**Supplied records:**

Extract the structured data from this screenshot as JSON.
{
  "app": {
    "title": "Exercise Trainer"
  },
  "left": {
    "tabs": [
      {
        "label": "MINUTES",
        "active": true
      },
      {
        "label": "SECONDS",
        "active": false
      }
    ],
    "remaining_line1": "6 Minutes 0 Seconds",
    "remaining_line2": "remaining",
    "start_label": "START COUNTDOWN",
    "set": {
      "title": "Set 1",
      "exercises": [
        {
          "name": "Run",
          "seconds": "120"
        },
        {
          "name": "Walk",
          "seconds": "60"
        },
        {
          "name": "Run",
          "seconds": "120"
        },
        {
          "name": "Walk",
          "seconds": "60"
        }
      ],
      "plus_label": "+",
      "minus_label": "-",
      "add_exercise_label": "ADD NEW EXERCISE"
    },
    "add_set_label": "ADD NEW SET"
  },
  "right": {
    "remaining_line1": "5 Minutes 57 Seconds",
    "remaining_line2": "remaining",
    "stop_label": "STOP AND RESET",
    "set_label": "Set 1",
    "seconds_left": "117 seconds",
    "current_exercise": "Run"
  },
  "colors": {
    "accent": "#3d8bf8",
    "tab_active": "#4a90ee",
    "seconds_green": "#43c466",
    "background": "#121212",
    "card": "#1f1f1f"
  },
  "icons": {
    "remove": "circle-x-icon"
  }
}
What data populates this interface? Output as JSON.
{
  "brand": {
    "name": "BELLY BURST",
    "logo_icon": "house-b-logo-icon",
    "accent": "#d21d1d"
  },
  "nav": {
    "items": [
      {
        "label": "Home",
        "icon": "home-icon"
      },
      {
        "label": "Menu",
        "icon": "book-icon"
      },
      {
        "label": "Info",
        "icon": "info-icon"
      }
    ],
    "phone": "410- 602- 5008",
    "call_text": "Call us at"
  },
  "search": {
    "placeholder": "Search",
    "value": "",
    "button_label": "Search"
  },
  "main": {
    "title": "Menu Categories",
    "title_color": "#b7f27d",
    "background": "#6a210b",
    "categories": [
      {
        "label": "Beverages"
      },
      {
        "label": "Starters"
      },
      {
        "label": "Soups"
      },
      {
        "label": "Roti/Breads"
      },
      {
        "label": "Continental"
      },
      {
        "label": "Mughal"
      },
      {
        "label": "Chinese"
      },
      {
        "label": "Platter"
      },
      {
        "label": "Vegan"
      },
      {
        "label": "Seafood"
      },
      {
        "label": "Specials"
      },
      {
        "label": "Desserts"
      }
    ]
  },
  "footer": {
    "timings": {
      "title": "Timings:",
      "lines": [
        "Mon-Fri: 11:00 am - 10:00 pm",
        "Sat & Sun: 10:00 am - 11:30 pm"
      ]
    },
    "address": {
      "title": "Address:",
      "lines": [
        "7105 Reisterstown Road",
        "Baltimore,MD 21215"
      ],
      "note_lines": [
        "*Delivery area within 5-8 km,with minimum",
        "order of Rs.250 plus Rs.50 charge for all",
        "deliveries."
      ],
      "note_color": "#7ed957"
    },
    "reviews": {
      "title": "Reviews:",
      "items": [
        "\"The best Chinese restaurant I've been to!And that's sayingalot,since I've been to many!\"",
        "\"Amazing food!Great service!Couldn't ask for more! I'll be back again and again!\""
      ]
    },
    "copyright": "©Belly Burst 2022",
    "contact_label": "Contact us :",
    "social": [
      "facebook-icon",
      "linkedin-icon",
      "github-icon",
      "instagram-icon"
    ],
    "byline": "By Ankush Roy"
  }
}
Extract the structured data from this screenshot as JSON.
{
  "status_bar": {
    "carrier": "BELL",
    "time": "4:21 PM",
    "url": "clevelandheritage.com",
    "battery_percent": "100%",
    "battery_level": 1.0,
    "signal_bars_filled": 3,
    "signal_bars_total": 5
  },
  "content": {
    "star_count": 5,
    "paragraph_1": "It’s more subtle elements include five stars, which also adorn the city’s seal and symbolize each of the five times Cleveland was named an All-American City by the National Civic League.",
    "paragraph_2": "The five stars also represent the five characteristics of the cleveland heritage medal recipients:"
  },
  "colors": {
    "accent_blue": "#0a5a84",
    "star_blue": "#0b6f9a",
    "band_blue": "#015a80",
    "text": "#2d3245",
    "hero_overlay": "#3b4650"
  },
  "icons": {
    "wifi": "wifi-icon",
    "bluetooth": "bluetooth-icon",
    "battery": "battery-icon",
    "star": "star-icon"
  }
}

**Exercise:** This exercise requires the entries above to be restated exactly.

**Output for this task:**
Extract the structured data from this screenshot as JSON.
{
  "app": {
    "title": "Exercise Trainer"
  },
  "left": {
    "tabs": [
      {
        "label": "MINUTES",
        "active": true
      },
      {
        "label": "SECONDS",
        "active": false
      }
    ],
    "remaining_line1": "6 Minutes 0 Seconds",
    "remaining_line2": "remaining",
    "start_label": "START COUNTDOWN",
    "set": {
      "title": "Set 1",
      "exercises": [
        {
          "name": "Run",
          "seconds": "120"
        },
        {
          "name": "Walk",
          "seconds": "60"
        },
        {
          "name": "Run",
          "seconds": "120"
        },
        {
          "name": "Walk",
          "seconds": "60"
        }
      ],
      "plus_label": "+",
      "minus_label": "-",
      "add_exercise_label": "ADD NEW EXERCISE"
    },
    "add_set_label": "ADD NEW SET"
  },
  "right": {
    "remaining_line1": "5 Minutes 57 Seconds",
    "remaining_line2": "remaining",
    "stop_label": "STOP AND RESET",
    "set_label": "Set 1",
    "seconds_left": "117 seconds",
    "current_exercise": "Run"
  },
  "colors": {
    "accent": "#3d8bf8",
    "tab_active": "#4a90ee",
    "seconds_green": "#43c466",
    "background": "#121212",
    "card": "#1f1f1f"
  },
  "icons": {
    "remove": "circle-x-icon"
  }
}
What data populates this interface? Output as JSON.
{
  "brand": {
    "name": "BELLY BURST",
    "logo_icon": "house-b-logo-icon",
    "accent": "#d21d1d"
  },
  "nav": {
    "items": [
      {
        "label": "Home",
        "icon": "home-icon"
      },
      {
        "label": "Menu",
        "icon": "book-icon"
      },
      {
        "label": "Info",
        "icon": "info-icon"
      }
    ],
    "phone": "410- 602- 5008",
    "call_text": "Call us at"
  },
  "search": {
    "placeholder": "Search",
    "value": "",
    "button_label": "Search"
  },
  "main": {
    "title": "Menu Categories",
    "title_color": "#b7f27d",
    "background": "#6a210b",
    "categories": [
      {
        "label": "Beverages"
      },
      {
        "label": "Starters"
      },
      {
        "label": "Soups"
      },
      {
        "label": "Roti/Breads"
      },
      {
        "label": "Continental"
      },
      {
        "label": "Mughal"
      },
      {
        "label": "Chinese"
      },
      {
        "label": "Platter"
      },
      {
        "label": "Vegan"
      },
      {
        "label": "Seafood"
      },
      {
        "label": "Specials"
      },
      {
        "label": "Desserts"
      }
    ]
  },
  "footer": {
    "timings": {
      "title": "Timings:",
      "lines": [
        "Mon-Fri: 11:00 am - 10:00 pm",
        "Sat & Sun: 10:00 am - 11:30 pm"
      ]
    },
    "address": {
      "title": "Address:",
      "lines": [
        "7105 Reisterstown Road",
        "Baltimore,MD 21215"
      ],
      "note_lines": [
        "*Delivery area within 5-8 km,with minimum",
        "order of Rs.250 plus Rs.50 charge for all",
        "deliveries."
      ],
      "note_color": "#7ed957"
    },
    "reviews": {
      "title": "Reviews:",
      "items": [
        "\"The best Chinese restaurant I've been to!And that's sayingalot,since I've been to many!\"",
        "\"Amazing food!Great service!Couldn't ask for more! I'll be back again and again!\""
      ]
    },
    "copyright": "©Belly Burst 2022",
    "contact_label": "Contact us :",
    "social": [
      "facebook-icon",
      "linkedin-icon",
      "github-icon",
      "instagram-icon"
    ],
    "byline": "By Ankush Roy"
  }
}
Extract the structured data from this screenshot as JSON.
{
  "status_bar": {
    "carrier": "BELL",
    "time": "4:21 PM",
    "url": "clevelandheritage.com",
    "battery_percent": "100%",
    "battery_level": 1.0,
    "signal_bars_filled": 3,
    "signal_bars_total": 5
  },
  "content": {
    "star_count": 5,
    "paragraph_1": "It’s more subtle elements include five stars, which also adorn the city’s seal and symbolize each of the five times Cleveland was named an All-American City by the National Civic League.",
    "paragraph_2": "The five stars also represent the five characteristics of the cleveland heritage medal recipients:"
  },
  "colors": {
    "accent_blue": "#0a5a84",
    "star_blue": "#0b6f9a",
    "band_blue": "#015a80",
    "text": "#2d3245",
    "hero_overlay": "#3b4650"
  },
  "icons": {
    "wifi": "wifi-icon",
    "bluetooth": "bluetooth-icon",
    "battery": "battery-icon",
    "star": "star-icon"
  }
}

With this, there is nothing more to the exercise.